To do:
Omit every picture, then return each line of the data below exactly.
Segment Start: The data
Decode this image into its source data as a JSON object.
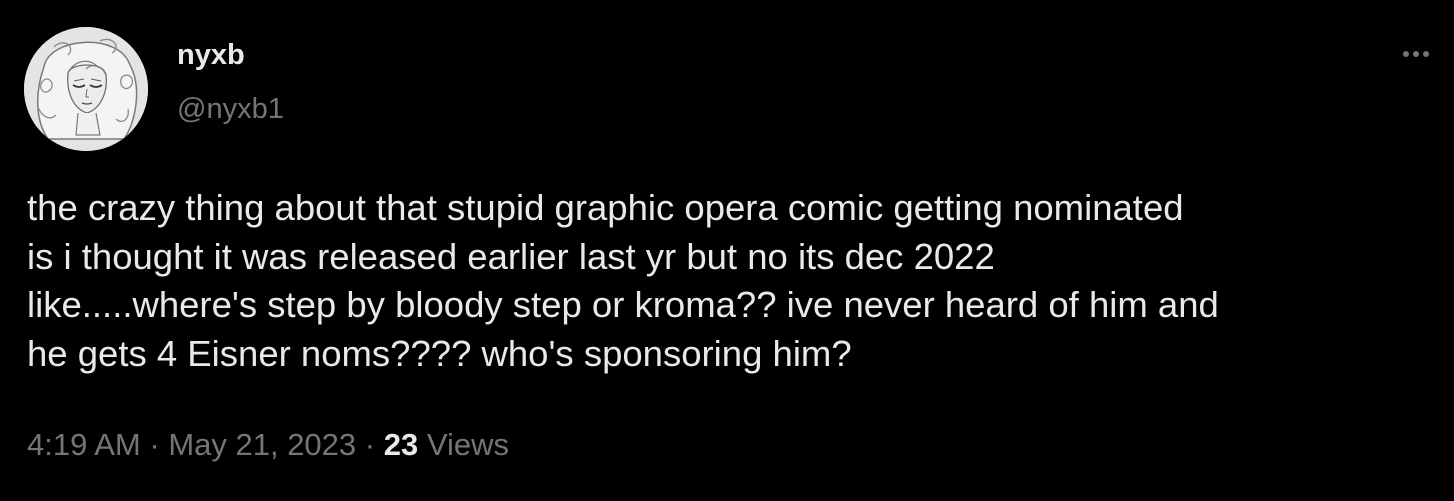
{
  "colors": {
    "background": "#000000",
    "primary_text": "#e7e9ea",
    "secondary_text": "#71767b"
  },
  "author": {
    "display_name": "nyxb",
    "handle": "@nyxb1",
    "avatar_icon": "avatar-illustration-icon"
  },
  "more_menu": {
    "icon": "more-horizontal-icon"
  },
  "tweet": {
    "text": "the crazy thing about that stupid graphic opera comic getting nominated\nis i thought it was released earlier last yr but no its dec 2022\nlike.....where's step by bloody step or kroma?? ive never heard of him and\nhe gets 4 Eisner noms???? who's sponsoring him?"
  },
  "meta": {
    "time": "4:19 AM",
    "separator": " · ",
    "date": "May 21, 2023",
    "views_count": "23",
    "views_label": " Views"
  }
}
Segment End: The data
Exercise solution:
Decode this image into its source data as a JSON object.
{
  "colors": {
    "background": "#000000",
    "primary_text": "#e7e9ea",
    "secondary_text": "#71767b"
  },
  "author": {
    "display_name": "nyxb",
    "handle": "@nyxb1",
    "avatar_icon": "avatar-illustration-icon"
  },
  "more_menu": {
    "icon": "more-horizontal-icon"
  },
  "tweet": {
    "text": "the crazy thing about that stupid graphic opera comic getting nominated\nis i thought it was released earlier last yr but no its dec 2022\nlike.....where's step by bloody step or kroma?? ive never heard of him and\nhe gets 4 Eisner noms???? who's sponsoring him?"
  },
  "meta": {
    "time": "4:19 AM",
    "separator": " · ",
    "date": "May 21, 2023",
    "views_count": "23",
    "views_label": " Views"
  }
}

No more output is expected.